• [Exercise goal] Spot each line in the records below where the word "JSON" occurs, then copy it.

Items from an interface collection
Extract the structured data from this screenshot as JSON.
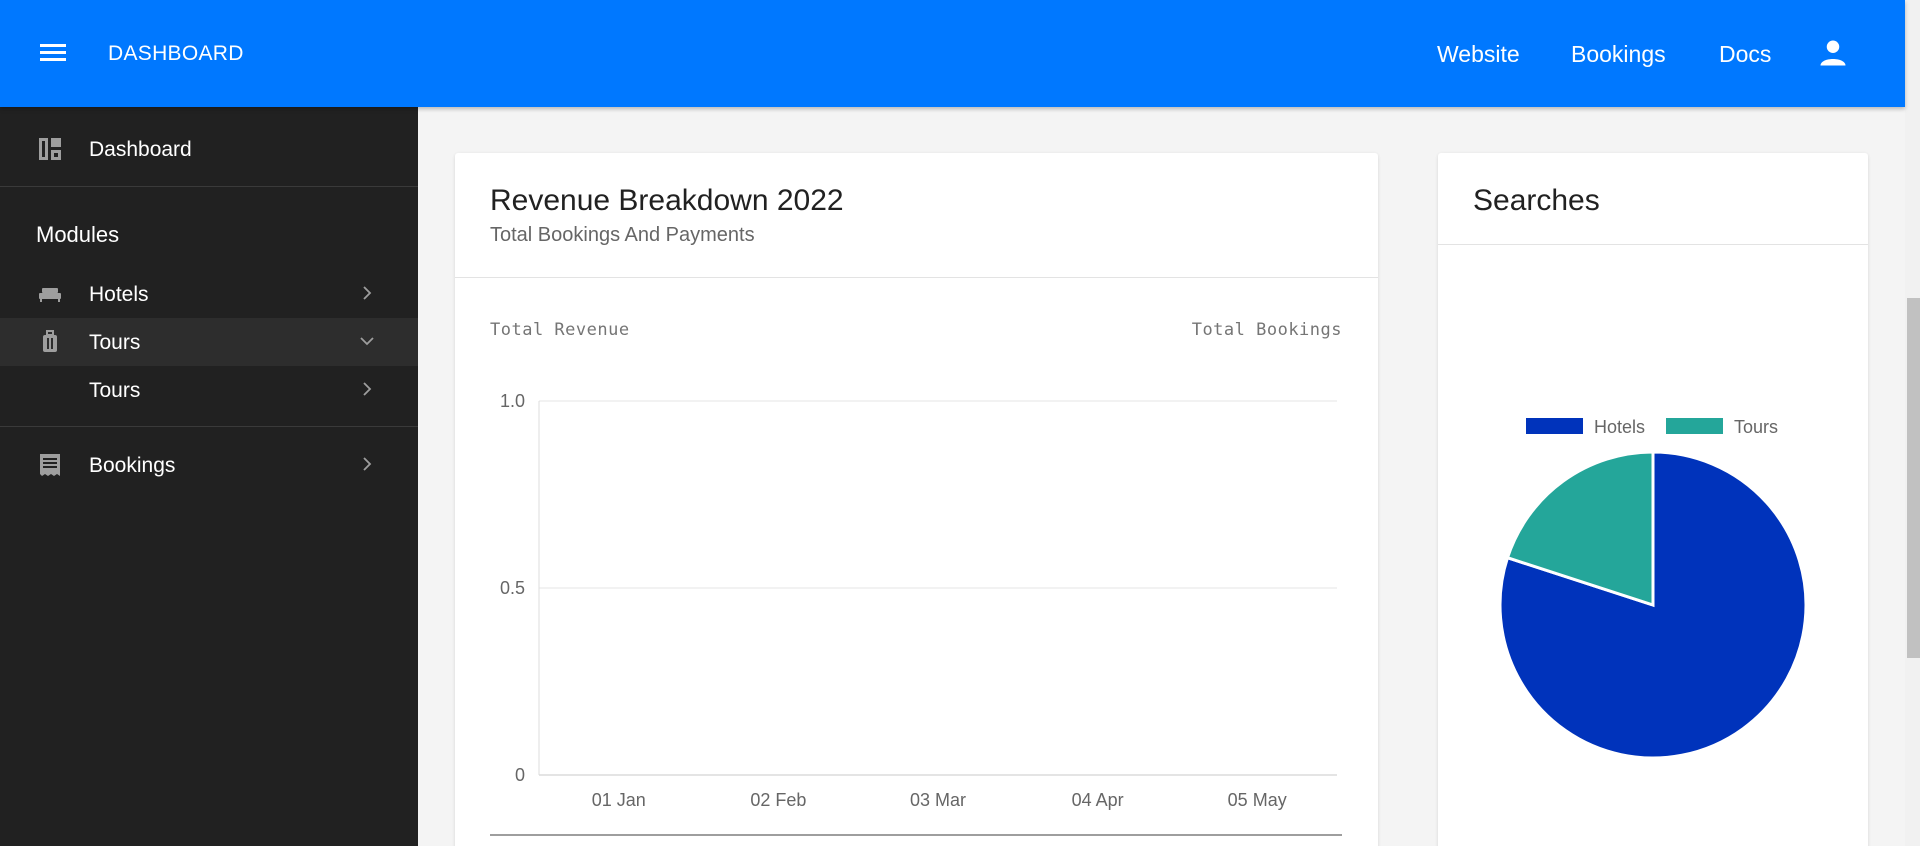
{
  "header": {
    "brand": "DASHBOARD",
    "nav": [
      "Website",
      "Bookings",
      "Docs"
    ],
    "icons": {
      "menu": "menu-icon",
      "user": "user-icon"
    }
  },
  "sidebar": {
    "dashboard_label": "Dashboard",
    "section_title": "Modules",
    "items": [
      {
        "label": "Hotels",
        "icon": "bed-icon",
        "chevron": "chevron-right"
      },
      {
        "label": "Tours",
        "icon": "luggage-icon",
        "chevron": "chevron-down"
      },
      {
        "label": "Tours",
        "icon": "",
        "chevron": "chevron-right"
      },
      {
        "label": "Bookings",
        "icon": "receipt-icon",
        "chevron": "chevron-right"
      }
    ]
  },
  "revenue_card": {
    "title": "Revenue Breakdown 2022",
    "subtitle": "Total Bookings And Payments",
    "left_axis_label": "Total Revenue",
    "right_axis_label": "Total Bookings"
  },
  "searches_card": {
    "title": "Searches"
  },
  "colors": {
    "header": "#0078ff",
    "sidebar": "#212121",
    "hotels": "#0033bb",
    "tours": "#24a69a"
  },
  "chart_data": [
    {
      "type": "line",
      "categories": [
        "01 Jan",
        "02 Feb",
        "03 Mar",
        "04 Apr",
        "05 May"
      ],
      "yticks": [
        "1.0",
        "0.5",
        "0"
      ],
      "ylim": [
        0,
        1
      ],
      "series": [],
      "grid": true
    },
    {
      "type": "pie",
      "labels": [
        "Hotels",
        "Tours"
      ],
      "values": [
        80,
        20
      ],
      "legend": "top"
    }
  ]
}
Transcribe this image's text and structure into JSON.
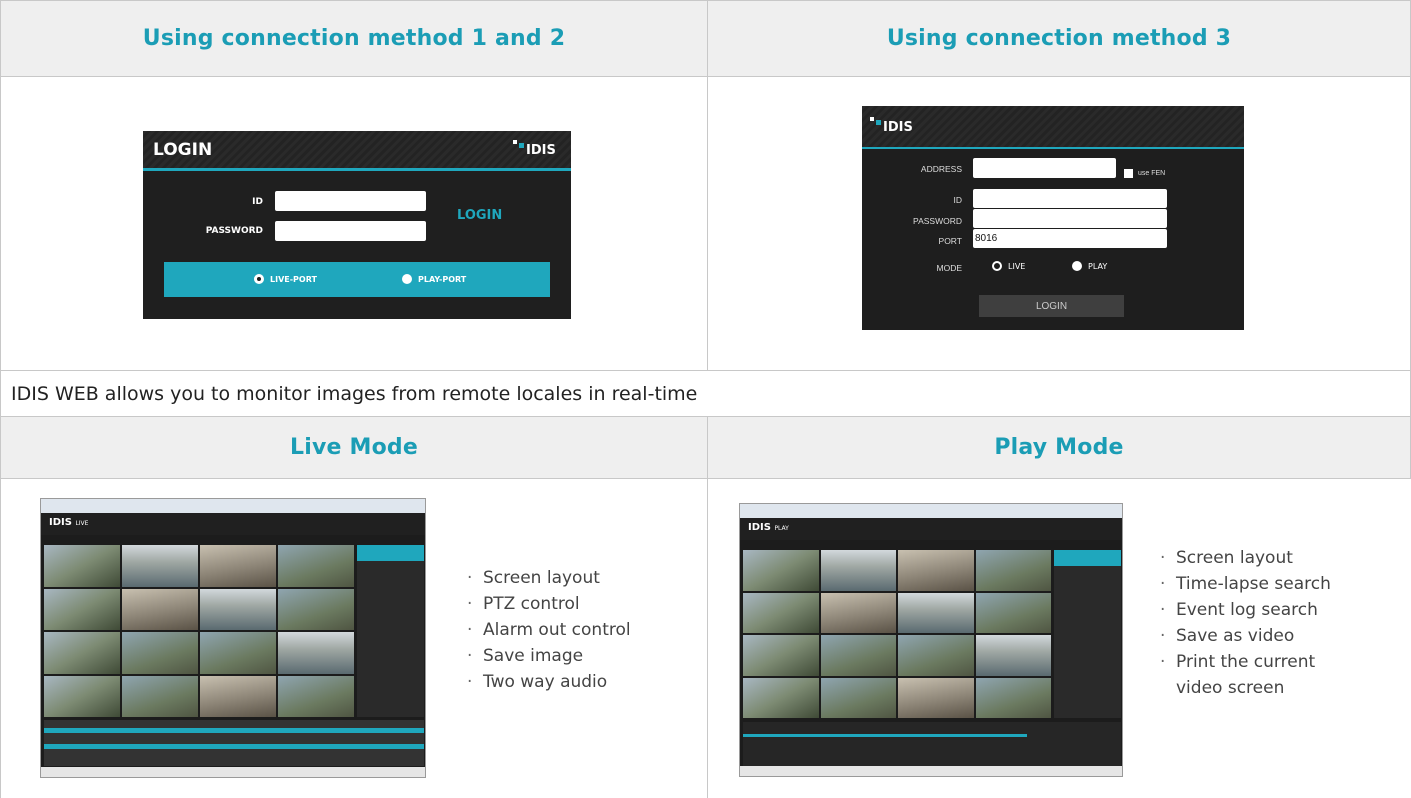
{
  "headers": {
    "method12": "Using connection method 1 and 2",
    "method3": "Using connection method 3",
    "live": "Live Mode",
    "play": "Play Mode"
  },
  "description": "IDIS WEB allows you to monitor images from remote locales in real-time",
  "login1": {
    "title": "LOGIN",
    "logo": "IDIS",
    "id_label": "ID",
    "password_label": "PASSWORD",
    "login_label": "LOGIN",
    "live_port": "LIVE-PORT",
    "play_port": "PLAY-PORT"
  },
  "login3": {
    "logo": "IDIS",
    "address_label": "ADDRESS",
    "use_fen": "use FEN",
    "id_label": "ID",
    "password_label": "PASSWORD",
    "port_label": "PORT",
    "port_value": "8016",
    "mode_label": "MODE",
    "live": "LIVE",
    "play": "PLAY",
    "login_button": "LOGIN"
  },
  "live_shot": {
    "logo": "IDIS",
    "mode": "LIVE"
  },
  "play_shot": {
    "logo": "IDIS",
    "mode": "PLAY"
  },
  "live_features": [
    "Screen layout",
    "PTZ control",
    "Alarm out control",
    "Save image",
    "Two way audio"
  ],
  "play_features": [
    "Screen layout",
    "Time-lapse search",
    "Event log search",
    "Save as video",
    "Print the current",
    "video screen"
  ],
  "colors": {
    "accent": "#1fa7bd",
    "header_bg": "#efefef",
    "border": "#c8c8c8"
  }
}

• [Exercise response]
Extract the structured data from this screenshot as JSON.
Transcribe this image's text and structure into JSON.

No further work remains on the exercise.